Problem statement: Pictures are to be left out, and every entry repeated exactly.

START Data excerpts

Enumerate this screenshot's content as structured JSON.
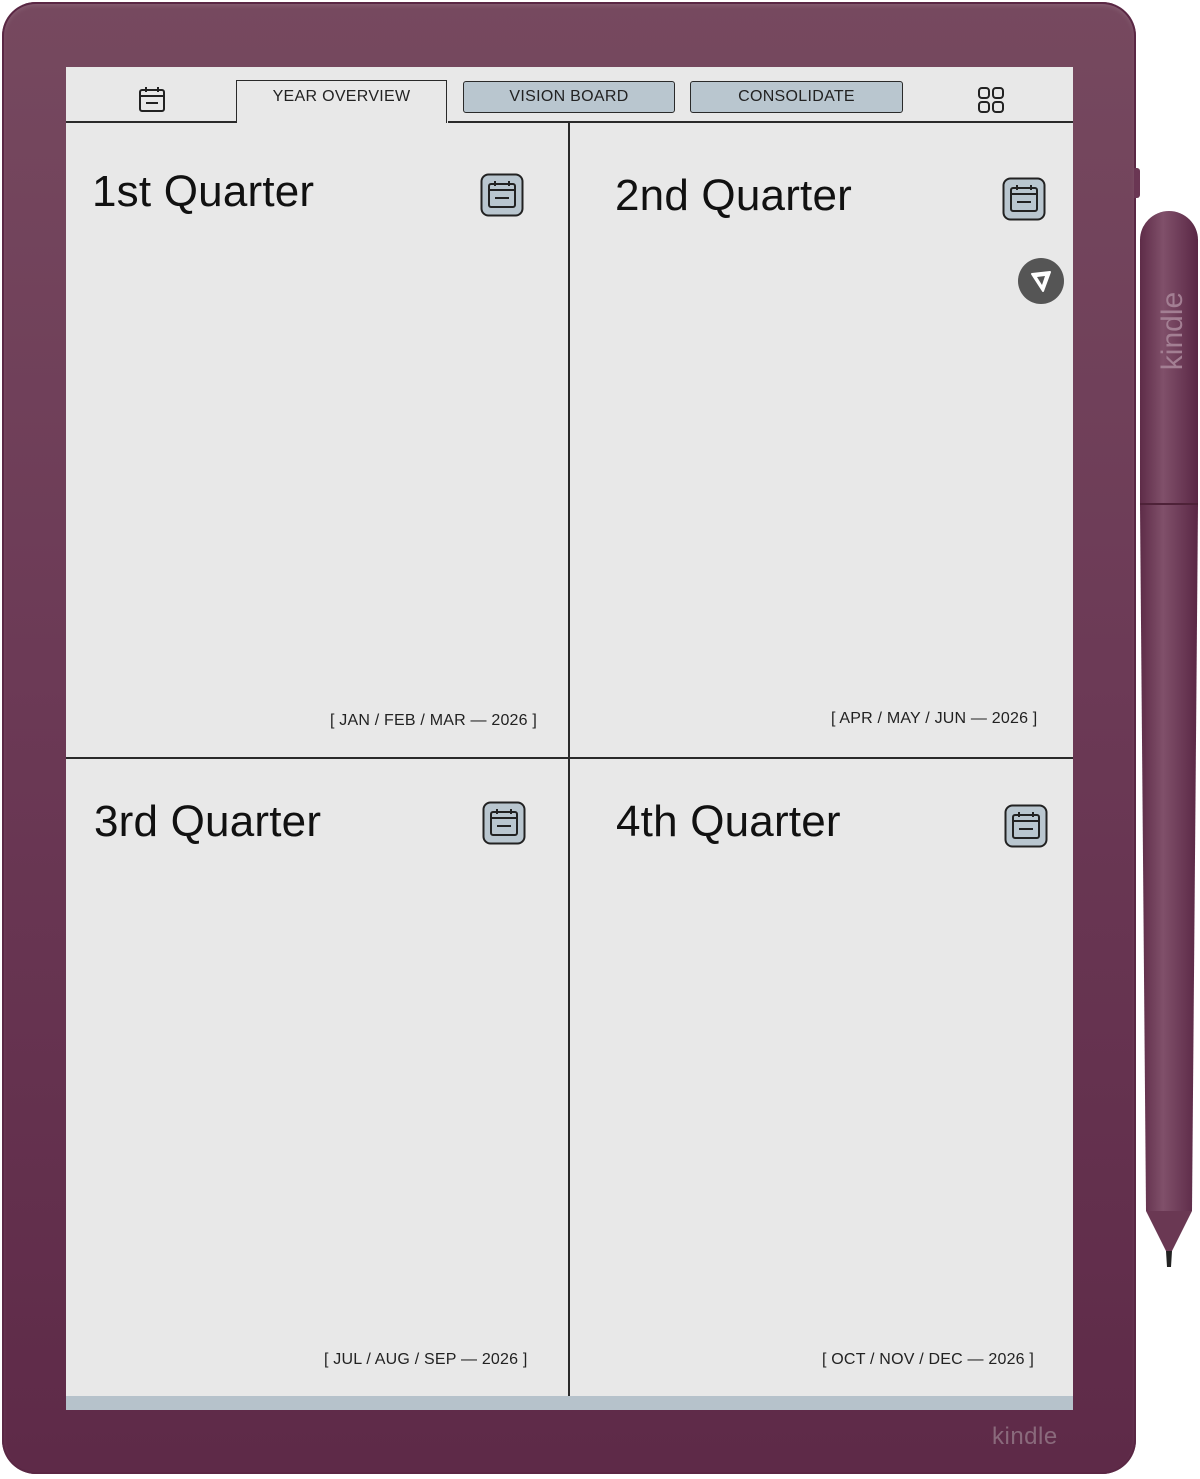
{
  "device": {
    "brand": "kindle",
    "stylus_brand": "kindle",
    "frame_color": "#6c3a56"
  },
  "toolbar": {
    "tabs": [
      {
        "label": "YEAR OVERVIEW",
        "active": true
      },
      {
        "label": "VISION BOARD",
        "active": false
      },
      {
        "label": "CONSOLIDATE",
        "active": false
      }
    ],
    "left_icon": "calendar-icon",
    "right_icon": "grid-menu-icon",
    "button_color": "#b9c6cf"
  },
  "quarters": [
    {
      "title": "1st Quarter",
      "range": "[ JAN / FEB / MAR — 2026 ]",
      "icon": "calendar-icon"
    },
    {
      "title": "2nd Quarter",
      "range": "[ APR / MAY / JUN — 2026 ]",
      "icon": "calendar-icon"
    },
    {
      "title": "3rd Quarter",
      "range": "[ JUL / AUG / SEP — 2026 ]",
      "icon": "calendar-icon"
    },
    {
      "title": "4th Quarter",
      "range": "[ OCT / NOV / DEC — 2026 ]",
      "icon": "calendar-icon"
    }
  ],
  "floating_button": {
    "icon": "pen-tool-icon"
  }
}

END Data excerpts

Result:
Enumerate this screenshot's content as structured JSON.
{
  "device": {
    "brand": "kindle",
    "stylus_brand": "kindle",
    "frame_color": "#6c3a56"
  },
  "toolbar": {
    "tabs": [
      {
        "label": "YEAR OVERVIEW",
        "active": true
      },
      {
        "label": "VISION BOARD",
        "active": false
      },
      {
        "label": "CONSOLIDATE",
        "active": false
      }
    ],
    "left_icon": "calendar-icon",
    "right_icon": "grid-menu-icon",
    "button_color": "#b9c6cf"
  },
  "quarters": [
    {
      "title": "1st Quarter",
      "range": "[ JAN / FEB / MAR — 2026 ]",
      "icon": "calendar-icon"
    },
    {
      "title": "2nd Quarter",
      "range": "[ APR / MAY / JUN — 2026 ]",
      "icon": "calendar-icon"
    },
    {
      "title": "3rd Quarter",
      "range": "[ JUL / AUG / SEP — 2026 ]",
      "icon": "calendar-icon"
    },
    {
      "title": "4th Quarter",
      "range": "[ OCT / NOV / DEC — 2026 ]",
      "icon": "calendar-icon"
    }
  ],
  "floating_button": {
    "icon": "pen-tool-icon"
  }
}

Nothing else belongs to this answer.